EXTRACTED MATERIAL:
┄┄┄┄┄┄┄┄┄┄
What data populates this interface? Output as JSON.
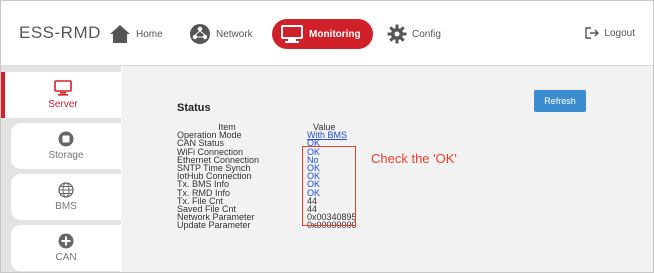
{
  "header": {
    "brand": "ESS-RMD",
    "nav": [
      {
        "label": "Home",
        "icon": "home-icon"
      },
      {
        "label": "Network",
        "icon": "network-icon"
      },
      {
        "label": "Monitoring",
        "icon": "monitor-icon"
      },
      {
        "label": "Config",
        "icon": "gear-icon"
      }
    ],
    "logout_label": "Logout",
    "accent_color": "#d0212a"
  },
  "sidebar": {
    "items": [
      {
        "label": "Server",
        "icon": "monitor-icon",
        "active": true
      },
      {
        "label": "Storage",
        "icon": "storage-icon"
      },
      {
        "label": "BMS",
        "icon": "globe-icon"
      },
      {
        "label": "CAN",
        "icon": "plus-circle-icon"
      }
    ]
  },
  "main": {
    "title": "Status",
    "refresh_label": "Refresh",
    "table": {
      "headers": [
        "Item",
        "Value"
      ],
      "rows": [
        [
          "Operation Mode",
          "With BMS"
        ],
        [
          "CAN Status",
          "OK"
        ],
        [
          "WiFi Connection",
          "OK"
        ],
        [
          "Ethernet Connection",
          "No"
        ],
        [
          "SNTP Time Synch",
          "OK"
        ],
        [
          "IotHub Connection",
          "OK"
        ],
        [
          "Tx. BMS Info",
          "OK"
        ],
        [
          "Tx. RMD Info",
          "OK"
        ],
        [
          "Tx. File Cnt",
          "44"
        ],
        [
          "Saved File Cnt",
          "44"
        ],
        [
          "Network Parameter",
          "0x00340895"
        ],
        [
          "Update Parameter",
          "0x00000000"
        ]
      ]
    },
    "annotation": "Check the 'OK'"
  }
}
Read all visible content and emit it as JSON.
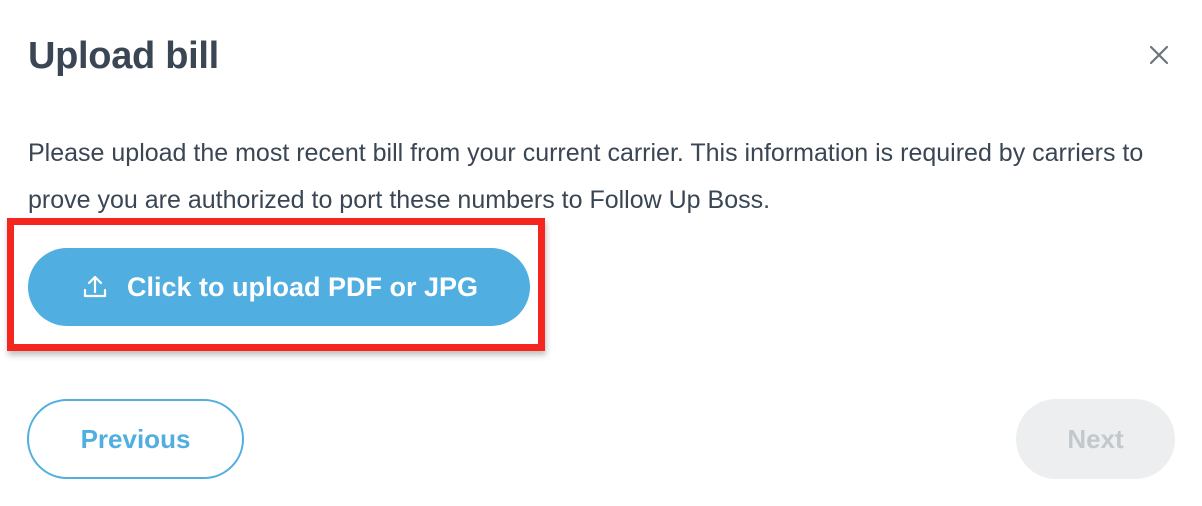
{
  "dialog": {
    "title": "Upload bill",
    "close_icon": "close-icon",
    "description": "Please upload the most recent bill from your current carrier. This information is required by carriers to prove you are authorized to port these numbers to Follow Up Boss."
  },
  "upload": {
    "icon": "upload-icon",
    "label": "Click to upload PDF or JPG"
  },
  "footer": {
    "previous_label": "Previous",
    "next_label": "Next"
  },
  "colors": {
    "accent": "#50aee1",
    "text": "#3a4654",
    "highlight": "#f5261d",
    "disabled_bg": "#eceef0",
    "disabled_text": "#c3c8cd"
  }
}
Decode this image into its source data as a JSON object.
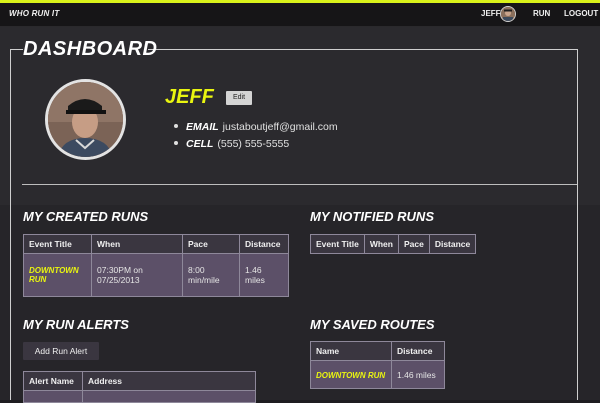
{
  "nav": {
    "brand": "WHO RUN IT",
    "user": "JEFF",
    "run": "RUN",
    "logout": "LOGOUT"
  },
  "colors": {
    "accent": "#e9f510",
    "topbar": "#161517",
    "panel": "#2b2a2e",
    "table_header": "#3a3640",
    "table_row": "#5c5068"
  },
  "page": {
    "title": "DASHBOARD"
  },
  "profile": {
    "name": "JEFF",
    "edit_label": "Edit",
    "email_key": "EMAIL",
    "email": "justaboutjeff@gmail.com",
    "cell_key": "CELL",
    "cell": "(555) 555-5555"
  },
  "created_runs": {
    "title": "MY CREATED RUNS",
    "headers": [
      "Event Title",
      "When",
      "Pace",
      "Distance"
    ],
    "rows": [
      {
        "event_title_line1": "DOWNTOWN",
        "event_title_line2": "RUN",
        "when_line1": "07:30PM on",
        "when_line2": "07/25/2013",
        "pace_line1": "8:00",
        "pace_line2": "min/mile",
        "distance_line1": "1.46",
        "distance_line2": "miles"
      }
    ]
  },
  "notified_runs": {
    "title": "MY NOTIFIED RUNS",
    "headers": [
      "Event Title",
      "When",
      "Pace",
      "Distance"
    ]
  },
  "run_alerts": {
    "title": "MY RUN ALERTS",
    "add_button": "Add Run Alert",
    "headers": [
      "Alert Name",
      "Address"
    ]
  },
  "saved_routes": {
    "title": "MY SAVED ROUTES",
    "headers": [
      "Name",
      "Distance"
    ],
    "rows": [
      {
        "name": "DOWNTOWN RUN",
        "distance": "1.46 miles"
      }
    ]
  }
}
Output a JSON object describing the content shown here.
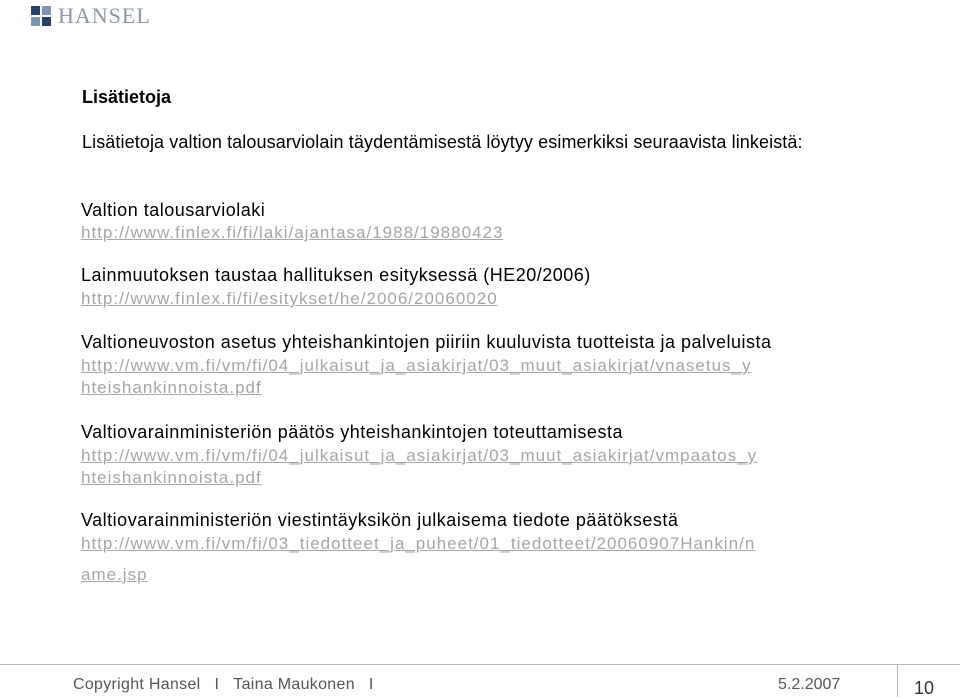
{
  "logo": {
    "text": "HANSEL"
  },
  "heading": "Lisätietoja",
  "intro": "Lisätietoja valtion talousarviolain täydentämisestä löytyy esimerkiksi seuraavista linkeistä:",
  "sections": [
    {
      "title": "Valtion talousarviolaki",
      "link_lines": [
        "http://www.finlex.fi/fi/laki/ajantasa/1988/19880423"
      ]
    },
    {
      "title": "Lainmuutoksen taustaa hallituksen esityksessä (HE20/2006)",
      "link_lines": [
        "http://www.finlex.fi/fi/esitykset/he/2006/20060020"
      ]
    },
    {
      "title": "Valtioneuvoston asetus yhteishankintojen piiriin kuuluvista tuotteista ja palveluista",
      "link_lines": [
        "http://www.vm.fi/vm/fi/04_julkaisut_ja_asiakirjat/03_muut_asiakirjat/vnasetus_y",
        "hteishankinnoista.pdf"
      ]
    },
    {
      "title": "Valtiovarainministeriön päätös yhteishankintojen toteuttamisesta",
      "link_lines": [
        "http://www.vm.fi/vm/fi/04_julkaisut_ja_asiakirjat/03_muut_asiakirjat/vmpaatos_y",
        "hteishankinnoista.pdf"
      ]
    },
    {
      "title": "Valtiovarainministeriön viestintäyksikön julkaisema tiedote päätöksestä",
      "link_lines": [
        "http://www.vm.fi/vm/fi/03_tiedotteet_ja_puheet/01_tiedotteet/20060907Hankin/n",
        "ame.jsp"
      ]
    }
  ],
  "footer": {
    "copyright": "Copyright Hansel",
    "separator": "I",
    "author": "Taina Maukonen",
    "date": "5.2.2007",
    "page_number": "10"
  }
}
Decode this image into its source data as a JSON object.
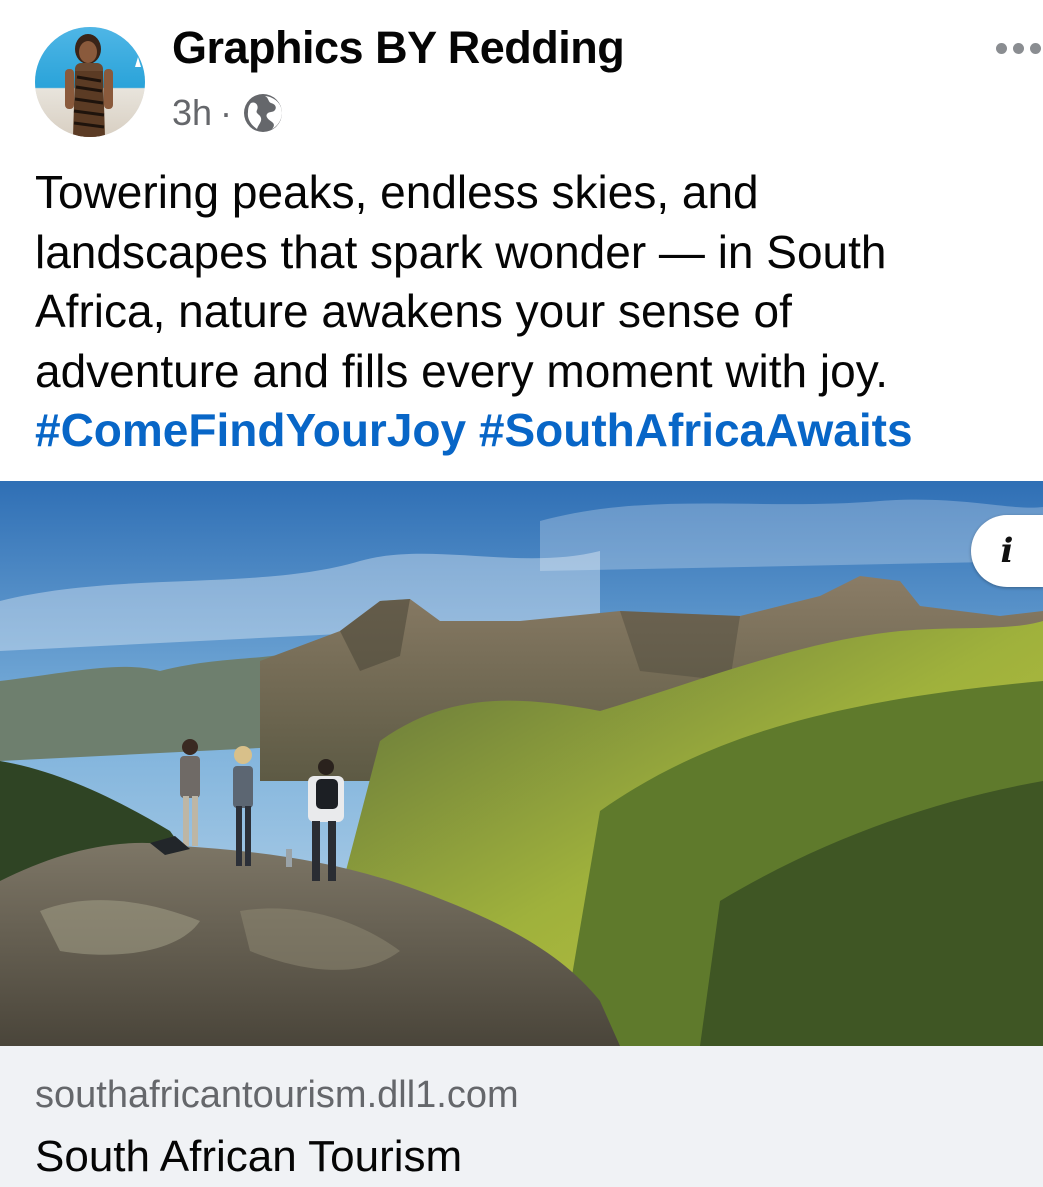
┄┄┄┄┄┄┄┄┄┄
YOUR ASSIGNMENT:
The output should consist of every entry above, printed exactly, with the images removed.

RESPONSE FOR THIS EXERCISE:
What data populates this interface? Output as JSON.
{
  "header": {
    "brand": "ESS-RMD",
    "nav": [
      {
        "label": "Home",
        "icon": "home-icon"
      },
      {
        "label": "Network",
        "icon": "network-icon"
      },
      {
        "label": "Monitoring",
        "icon": "monitor-icon"
      },
      {
        "label": "Config",
        "icon": "gear-icon"
      }
    ],
    "logout_label": "Logout",
    "accent_color": "#d0212a"
  },
  "sidebar": {
    "items": [
      {
        "label": "Server",
        "icon": "monitor-icon",
        "active": true
      },
      {
        "label": "Storage",
        "icon": "storage-icon"
      },
      {
        "label": "BMS",
        "icon": "globe-icon"
      },
      {
        "label": "CAN",
        "icon": "plus-circle-icon"
      }
    ]
  },
  "main": {
    "title": "Status",
    "refresh_label": "Refresh",
    "table": {
      "headers": [
        "Item",
        "Value"
      ],
      "rows": [
        [
          "Operation Mode",
          "With BMS"
        ],
        [
          "CAN Status",
          "OK"
        ],
        [
          "WiFi Connection",
          "OK"
        ],
        [
          "Ethernet Connection",
          "No"
        ],
        [
          "SNTP Time Synch",
          "OK"
        ],
        [
          "IotHub Connection",
          "OK"
        ],
        [
          "Tx. BMS Info",
          "OK"
        ],
        [
          "Tx. RMD Info",
          "OK"
        ],
        [
          "Tx. File Cnt",
          "44"
        ],
        [
          "Saved File Cnt",
          "44"
        ],
        [
          "Network Parameter",
          "0x00340895"
        ],
        [
          "Update Parameter",
          "0x00000000"
        ]
      ]
    },
    "annotation": "Check the 'OK'"
  }
}
Read all visible content and emit it as JSON.
{
  "dialog": {
    "title": "Upload bill",
    "close_icon": "close-icon",
    "description": "Please upload the most recent bill from your current carrier. This information is required by carriers to prove you are authorized to port these numbers to Follow Up Boss."
  },
  "upload": {
    "icon": "upload-icon",
    "label": "Click to upload PDF or JPG"
  },
  "footer": {
    "previous_label": "Previous",
    "next_label": "Next"
  },
  "colors": {
    "accent": "#50aee1",
    "text": "#3a4654",
    "highlight": "#f5261d",
    "disabled_bg": "#eceef0",
    "disabled_text": "#c3c8cd"
  }
}
Decode this image into its source data as a JSON object.
{
  "nav": {
    "brand": "WHO RUN IT",
    "user": "JEFF",
    "run": "RUN",
    "logout": "LOGOUT"
  },
  "colors": {
    "accent": "#e9f510",
    "topbar": "#161517",
    "panel": "#2b2a2e",
    "table_header": "#3a3640",
    "table_row": "#5c5068"
  },
  "page": {
    "title": "DASHBOARD"
  },
  "profile": {
    "name": "JEFF",
    "edit_label": "Edit",
    "email_key": "EMAIL",
    "email": "justaboutjeff@gmail.com",
    "cell_key": "CELL",
    "cell": "(555) 555-5555"
  },
  "created_runs": {
    "title": "MY CREATED RUNS",
    "headers": [
      "Event Title",
      "When",
      "Pace",
      "Distance"
    ],
    "rows": [
      {
        "event_title_line1": "DOWNTOWN",
        "event_title_line2": "RUN",
        "when_line1": "07:30PM on",
        "when_line2": "07/25/2013",
        "pace_line1": "8:00",
        "pace_line2": "min/mile",
        "distance_line1": "1.46",
        "distance_line2": "miles"
      }
    ]
  },
  "notified_runs": {
    "title": "MY NOTIFIED RUNS",
    "headers": [
      "Event Title",
      "When",
      "Pace",
      "Distance"
    ]
  },
  "run_alerts": {
    "title": "MY RUN ALERTS",
    "add_button": "Add Run Alert",
    "headers": [
      "Alert Name",
      "Address"
    ]
  },
  "saved_routes": {
    "title": "MY SAVED ROUTES",
    "headers": [
      "Name",
      "Distance"
    ],
    "rows": [
      {
        "name": "DOWNTOWN RUN",
        "distance": "1.46 miles"
      }
    ]
  }
}
Output a JSON object describing the content shown here.
{
  "logo": {
    "text": "HANSEL"
  },
  "heading": "Lisätietoja",
  "intro": "Lisätietoja valtion talousarviolain täydentämisestä löytyy esimerkiksi seuraavista linkeistä:",
  "sections": [
    {
      "title": "Valtion talousarviolaki",
      "link_lines": [
        "http://www.finlex.fi/fi/laki/ajantasa/1988/19880423"
      ]
    },
    {
      "title": "Lainmuutoksen taustaa hallituksen esityksessä (HE20/2006)",
      "link_lines": [
        "http://www.finlex.fi/fi/esitykset/he/2006/20060020"
      ]
    },
    {
      "title": "Valtioneuvoston asetus yhteishankintojen piiriin kuuluvista tuotteista ja palveluista",
      "link_lines": [
        "http://www.vm.fi/vm/fi/04_julkaisut_ja_asiakirjat/03_muut_asiakirjat/vnasetus_y",
        "hteishankinnoista.pdf"
      ]
    },
    {
      "title": "Valtiovarainministeriön päätös yhteishankintojen toteuttamisesta",
      "link_lines": [
        "http://www.vm.fi/vm/fi/04_julkaisut_ja_asiakirjat/03_muut_asiakirjat/vmpaatos_y",
        "hteishankinnoista.pdf"
      ]
    },
    {
      "title": "Valtiovarainministeriön viestintäyksikön julkaisema tiedote päätöksestä",
      "link_lines": [
        "http://www.vm.fi/vm/fi/03_tiedotteet_ja_puheet/01_tiedotteet/20060907Hankin/n",
        "ame.jsp"
      ]
    }
  ],
  "footer": {
    "copyright": "Copyright Hansel",
    "separator": "I",
    "author": "Taina Maukonen",
    "date": "5.2.2007",
    "page_number": "10"
  }
}
Decode this image into its source data as a JSON object.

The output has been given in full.